→ Exercise:
Copy out each line of the data that holds the string "download".

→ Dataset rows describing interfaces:
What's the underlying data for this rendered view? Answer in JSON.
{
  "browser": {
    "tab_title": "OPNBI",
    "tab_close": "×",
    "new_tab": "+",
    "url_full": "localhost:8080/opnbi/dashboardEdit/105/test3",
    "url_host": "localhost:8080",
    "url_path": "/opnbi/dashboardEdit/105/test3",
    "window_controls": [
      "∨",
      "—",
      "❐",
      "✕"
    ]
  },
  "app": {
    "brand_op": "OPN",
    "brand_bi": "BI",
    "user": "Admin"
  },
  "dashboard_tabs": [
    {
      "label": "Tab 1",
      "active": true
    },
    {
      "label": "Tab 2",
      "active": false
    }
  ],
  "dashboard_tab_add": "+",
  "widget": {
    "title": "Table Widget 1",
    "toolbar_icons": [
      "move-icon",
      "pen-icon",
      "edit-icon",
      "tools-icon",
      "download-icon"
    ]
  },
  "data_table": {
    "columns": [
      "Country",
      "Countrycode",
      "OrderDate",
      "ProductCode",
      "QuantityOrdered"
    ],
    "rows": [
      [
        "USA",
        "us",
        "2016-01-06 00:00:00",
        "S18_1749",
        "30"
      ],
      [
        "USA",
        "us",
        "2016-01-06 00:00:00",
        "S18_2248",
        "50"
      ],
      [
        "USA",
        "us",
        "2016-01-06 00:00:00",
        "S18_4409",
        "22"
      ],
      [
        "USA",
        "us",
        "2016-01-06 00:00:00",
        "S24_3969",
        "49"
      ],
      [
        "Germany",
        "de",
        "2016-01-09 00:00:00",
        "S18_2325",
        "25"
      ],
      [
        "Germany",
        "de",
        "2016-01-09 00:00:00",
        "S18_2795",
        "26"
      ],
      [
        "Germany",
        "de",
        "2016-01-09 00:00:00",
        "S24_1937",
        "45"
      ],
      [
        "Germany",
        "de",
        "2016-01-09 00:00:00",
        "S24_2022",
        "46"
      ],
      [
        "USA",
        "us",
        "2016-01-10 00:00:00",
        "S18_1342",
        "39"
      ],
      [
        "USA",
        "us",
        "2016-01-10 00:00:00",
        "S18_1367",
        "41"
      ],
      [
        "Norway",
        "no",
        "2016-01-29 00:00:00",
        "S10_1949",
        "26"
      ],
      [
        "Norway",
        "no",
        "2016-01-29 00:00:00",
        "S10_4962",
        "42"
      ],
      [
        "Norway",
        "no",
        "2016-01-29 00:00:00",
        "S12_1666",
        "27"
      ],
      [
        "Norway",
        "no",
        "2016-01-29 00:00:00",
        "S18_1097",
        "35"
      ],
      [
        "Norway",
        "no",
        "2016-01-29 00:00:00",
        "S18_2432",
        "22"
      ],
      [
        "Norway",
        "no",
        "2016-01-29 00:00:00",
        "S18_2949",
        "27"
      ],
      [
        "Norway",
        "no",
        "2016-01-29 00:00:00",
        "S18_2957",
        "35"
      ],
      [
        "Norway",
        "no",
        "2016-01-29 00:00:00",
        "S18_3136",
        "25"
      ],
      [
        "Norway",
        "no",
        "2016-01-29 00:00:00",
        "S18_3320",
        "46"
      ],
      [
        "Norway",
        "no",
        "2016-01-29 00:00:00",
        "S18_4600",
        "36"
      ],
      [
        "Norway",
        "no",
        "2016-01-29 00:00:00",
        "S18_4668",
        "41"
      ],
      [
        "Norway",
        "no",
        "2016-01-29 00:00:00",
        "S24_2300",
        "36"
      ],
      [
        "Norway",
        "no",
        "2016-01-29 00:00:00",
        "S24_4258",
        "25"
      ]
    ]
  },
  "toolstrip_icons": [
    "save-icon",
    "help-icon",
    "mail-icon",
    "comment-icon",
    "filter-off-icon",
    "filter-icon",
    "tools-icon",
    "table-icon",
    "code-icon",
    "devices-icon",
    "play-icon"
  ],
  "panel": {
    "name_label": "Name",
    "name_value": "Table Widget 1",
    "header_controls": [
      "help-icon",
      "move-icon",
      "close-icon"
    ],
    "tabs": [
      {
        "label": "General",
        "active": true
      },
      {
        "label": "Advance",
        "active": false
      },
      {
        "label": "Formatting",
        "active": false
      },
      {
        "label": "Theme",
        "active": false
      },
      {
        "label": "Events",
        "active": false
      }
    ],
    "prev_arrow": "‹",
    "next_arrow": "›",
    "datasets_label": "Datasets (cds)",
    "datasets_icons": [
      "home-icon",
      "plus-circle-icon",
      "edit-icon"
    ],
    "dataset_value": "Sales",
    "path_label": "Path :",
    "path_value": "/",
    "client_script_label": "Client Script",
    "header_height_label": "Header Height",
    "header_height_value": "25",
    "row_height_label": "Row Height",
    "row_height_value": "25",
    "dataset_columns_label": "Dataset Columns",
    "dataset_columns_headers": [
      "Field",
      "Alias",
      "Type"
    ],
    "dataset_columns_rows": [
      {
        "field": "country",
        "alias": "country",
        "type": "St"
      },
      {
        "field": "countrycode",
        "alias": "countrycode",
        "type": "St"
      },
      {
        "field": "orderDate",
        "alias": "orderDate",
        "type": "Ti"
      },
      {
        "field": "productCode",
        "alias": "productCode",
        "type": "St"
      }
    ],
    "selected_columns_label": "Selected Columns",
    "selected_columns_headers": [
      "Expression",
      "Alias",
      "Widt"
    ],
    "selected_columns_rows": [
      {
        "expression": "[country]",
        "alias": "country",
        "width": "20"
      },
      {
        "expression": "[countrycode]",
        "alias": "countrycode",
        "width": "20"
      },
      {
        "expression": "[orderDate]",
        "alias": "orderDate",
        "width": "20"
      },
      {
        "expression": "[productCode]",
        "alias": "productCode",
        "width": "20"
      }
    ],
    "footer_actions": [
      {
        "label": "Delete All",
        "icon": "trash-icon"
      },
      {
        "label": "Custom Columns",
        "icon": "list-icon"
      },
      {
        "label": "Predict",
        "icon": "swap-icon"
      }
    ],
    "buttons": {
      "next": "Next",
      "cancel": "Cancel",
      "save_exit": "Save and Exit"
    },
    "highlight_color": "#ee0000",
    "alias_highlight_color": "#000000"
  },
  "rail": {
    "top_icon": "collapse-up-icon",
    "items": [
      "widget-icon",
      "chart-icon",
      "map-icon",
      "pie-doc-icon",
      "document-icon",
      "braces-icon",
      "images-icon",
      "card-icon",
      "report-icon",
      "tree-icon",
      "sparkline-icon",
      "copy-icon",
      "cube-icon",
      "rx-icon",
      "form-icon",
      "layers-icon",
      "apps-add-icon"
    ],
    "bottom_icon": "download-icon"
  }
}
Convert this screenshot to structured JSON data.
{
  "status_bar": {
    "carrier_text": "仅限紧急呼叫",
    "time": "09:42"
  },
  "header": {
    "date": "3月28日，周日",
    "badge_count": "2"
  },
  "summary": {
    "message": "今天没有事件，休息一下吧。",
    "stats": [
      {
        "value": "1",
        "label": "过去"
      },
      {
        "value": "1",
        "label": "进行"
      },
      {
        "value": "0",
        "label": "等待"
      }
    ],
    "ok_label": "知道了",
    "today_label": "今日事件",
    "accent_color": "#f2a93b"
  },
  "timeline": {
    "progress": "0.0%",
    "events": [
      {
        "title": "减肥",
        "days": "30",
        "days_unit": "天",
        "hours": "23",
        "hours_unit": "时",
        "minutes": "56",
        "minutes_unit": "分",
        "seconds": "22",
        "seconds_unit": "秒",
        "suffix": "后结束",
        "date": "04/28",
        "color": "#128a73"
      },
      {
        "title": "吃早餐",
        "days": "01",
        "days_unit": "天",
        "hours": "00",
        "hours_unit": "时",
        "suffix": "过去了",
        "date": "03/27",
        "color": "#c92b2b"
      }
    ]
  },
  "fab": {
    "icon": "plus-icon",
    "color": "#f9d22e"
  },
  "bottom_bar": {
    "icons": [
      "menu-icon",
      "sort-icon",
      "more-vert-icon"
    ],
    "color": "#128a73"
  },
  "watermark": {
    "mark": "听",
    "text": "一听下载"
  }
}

→ Written answer:
      "download-icon"
    "bottom_icon": "download-icon"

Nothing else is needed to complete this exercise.